15 Years Gone: Remembering Joey Ramone with the Help of Ritchie Ramone
Today, April 15, 2016 marks the 15th anniversary of the death of legendary Ramones vocalist, Joey Ramone. He was a passionate force onstage and became one of punk rock’s most iconic symbols. Although he hasn’t been with us for some time now, Joey Ramone continues to live on thanks to the massively enjoyable collection of music we left behind.
Back in 2014, Riffyou.com had the distinct pleasure of speaking with one-time Ramones drummer, Ritchie Ramone, about his time in the band, his tremendous friendship with Joey, as well as what people may not know about the man who helped hammer “Blitzkrieg Bop” into our ears.
In hour of Joey Ramone, here is an excerpt of our interview with Ritchie Ramone.
RY: When you came into the Ramones, what was the state of the band like?

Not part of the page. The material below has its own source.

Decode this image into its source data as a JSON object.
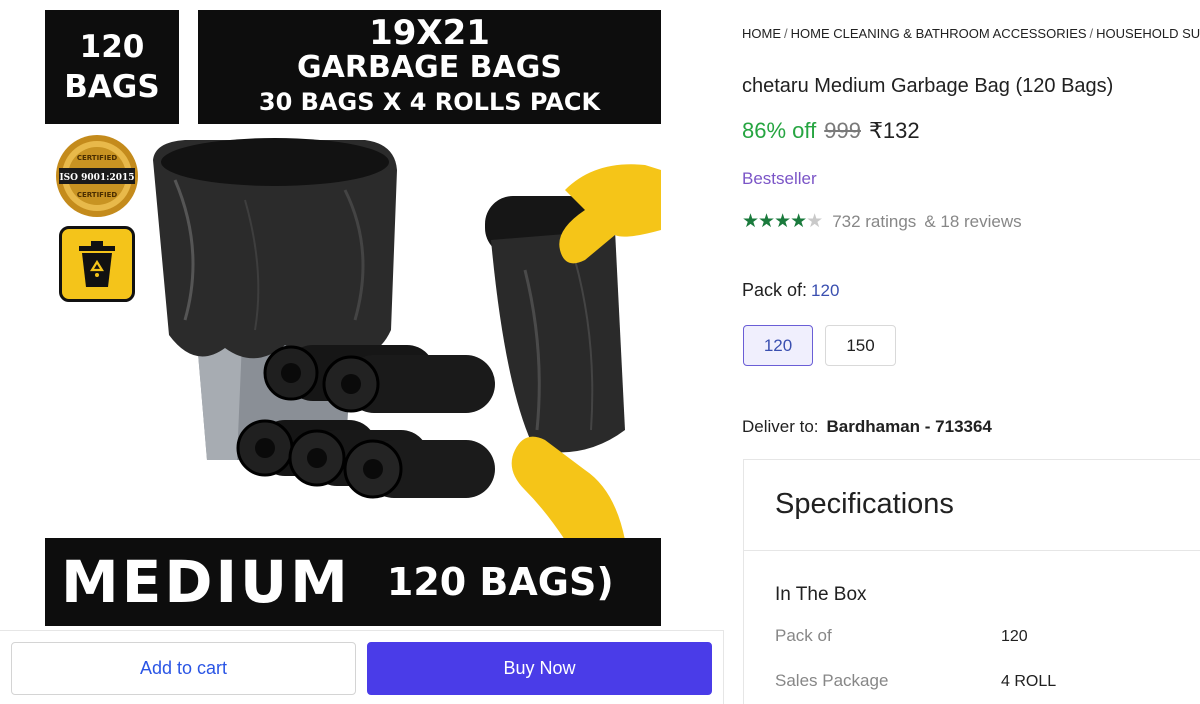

Richie: “It was a little rocky, a little tense. They just threw out Marky for being an alcoholic. At the time, I was the new blood and whenever you get someone new, people tend to be on a little bit better behaviour. You know what I’m saying? [Laughs] That made everything smoother…having a kid from New Jersey come into the band kind of helped – united the group in a way. We made a great album – Too Tough to Die – killer album. I’ve also read [nice] things that Joey said.”
RY: I was going to ask you about that. When you hear things like Joey saying that you saved the Ramones, was that something that you sensed happening at the time, or a great compliment to hear down the road?

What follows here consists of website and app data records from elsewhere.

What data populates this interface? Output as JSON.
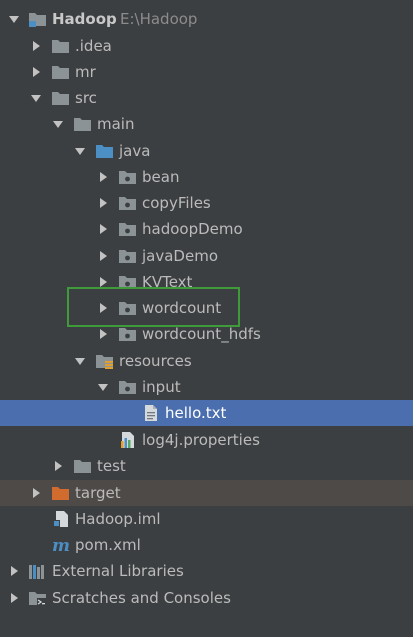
{
  "tree": {
    "root": {
      "label": "Hadoop",
      "path": "E:\\Hadoop",
      "icon": "module-folder-icon"
    },
    "idea": {
      "label": ".idea",
      "icon": "folder-icon"
    },
    "mr": {
      "label": "mr",
      "icon": "folder-icon"
    },
    "src": {
      "label": "src",
      "icon": "folder-icon"
    },
    "main": {
      "label": "main",
      "icon": "folder-icon"
    },
    "java": {
      "label": "java",
      "icon": "source-root-folder-icon"
    },
    "bean": {
      "label": "bean",
      "icon": "package-icon"
    },
    "copyFiles": {
      "label": "copyFiles",
      "icon": "package-icon"
    },
    "hadoopDemo": {
      "label": "hadoopDemo",
      "icon": "package-icon"
    },
    "javaDemo": {
      "label": "javaDemo",
      "icon": "package-icon"
    },
    "kvtext": {
      "label": "KVText",
      "icon": "package-icon"
    },
    "wordcount": {
      "label": "wordcount",
      "icon": "package-icon"
    },
    "wordcount_hdfs": {
      "label": "wordcount_hdfs",
      "icon": "package-icon"
    },
    "resources": {
      "label": "resources",
      "icon": "resources-folder-icon"
    },
    "input": {
      "label": "input",
      "icon": "package-icon"
    },
    "hello": {
      "label": "hello.txt",
      "icon": "text-file-icon"
    },
    "log4j": {
      "label": "log4j.properties",
      "icon": "properties-file-icon"
    },
    "test": {
      "label": "test",
      "icon": "folder-icon"
    },
    "target": {
      "label": "target",
      "icon": "excluded-folder-icon"
    },
    "iml": {
      "label": "Hadoop.iml",
      "icon": "iml-file-icon"
    },
    "pom": {
      "label": "pom.xml",
      "icon": "maven-icon"
    },
    "extlib": {
      "label": "External Libraries",
      "icon": "libraries-icon"
    },
    "scratches": {
      "label": "Scratches and Consoles",
      "icon": "scratches-icon"
    }
  },
  "colors": {
    "background": "#3c3f41",
    "selection": "#4b6eaf",
    "text": "#bbbbbb",
    "folder": "#8c9397",
    "source_folder": "#4b8fc5",
    "excluded_folder": "#d16b2e",
    "highlight_box": "#3f9a3a"
  }
}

Richie: “When you’re in the moment, you don’t sense any of that stuff – that’s what’s kind of strange. I mean, I was in the moment and touring and not really thinking about it until later. I wasn’t sensing that, but Joey was extremely supportive; he used my talents; he pushed me to write more; he pushed me to sing more live; and he was very secure in his own skin. He didn’t feel threatened by anyone. A lot of lead singers don’t want you to outshine them, or any of that nonsense. But Joey was great like that, and so was Dee Dee.”
RY: On a creative level, how different was it working with Joey, as opposed to Johnny who was known as a pretty controlling figure within the band?

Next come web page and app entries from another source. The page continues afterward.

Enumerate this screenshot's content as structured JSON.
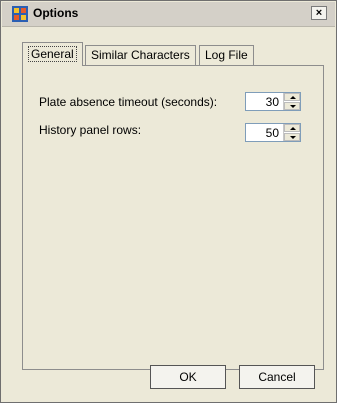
{
  "window": {
    "title": "Options",
    "close_glyph": "×",
    "icon": "options-app-icon"
  },
  "tabs": [
    {
      "label": "General",
      "active": true
    },
    {
      "label": "Similar Characters",
      "active": false
    },
    {
      "label": "Log File",
      "active": false
    }
  ],
  "general": {
    "plate_absence_label": "Plate absence timeout (seconds):",
    "plate_absence_value": "30",
    "history_rows_label": "History panel rows:",
    "history_rows_value": "50"
  },
  "buttons": {
    "ok": "OK",
    "cancel": "Cancel"
  }
}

Richie: “I didn’t write music with John. But, he was more of the business guy and controlling, and all of those other good adjectives that go with that. It was totally different. Joey and I hung out. I was in the band for four years, 10 months, and we were together every night. If we weren’t on tour and in New York City, we’d hang out and go out every night. We were really, really close.”
RY: People have their visions of Joey, but with all that time you spent with him, what did you see out of him that not many people would’ve?
Richie: “Oh god, he was a great mind, and a real solid friend. His freakish look…people may have read more into it, but he was just a regular guy. When I was hanging with him, I’d take him bowling, or we’d go for a swim. He couldn’t really leave his house by himself, because he was too recognizable in the East Village of New York. So I would get a car, and I’d drive…we’d go to places, or out to parents’ horse farm. We did different things and he enjoyed that…instead of getting bombarded by fans whenever he left his condo. He was just an extremely talented guy with perfect pitch, who just loved music and loved to help kids by listening to their music too. I keep thinking now with this Internet radio stuff…God, he’d have his own station from his house right now. He’d love that!”
RY: How overblown or under-blown was the feud between Joey and Johnny? Was it as evident as history suggests?
Richie: “Yeah. That was years and years, and years of hatred. There were times that Johnny and Joey would be within three feet of each other, but Johnny would ask Monte (Melnick, Ramones tour manager) a question to tell Joey. Joey would give the answer to Monte, and Monte would give it to John. They were three feet apart – that’s not talking. But you know, it was just like that. There wasn’t any punching out or anything like that. [Joey] just didn’t dig what John did – or whatever happened. I didn’t pay much attention to it. We were just moving around and doing our shows. When we weren’t touring, we never saw each other. We weren’t really a band that rehearsed much. We’d rent the rehearsal space for three hours, spend 40 minutes there, and then go home. We never hung with John, or saw him on our time off. But then again, the Ramones never really had any time off. I think we played 160 shows a year.”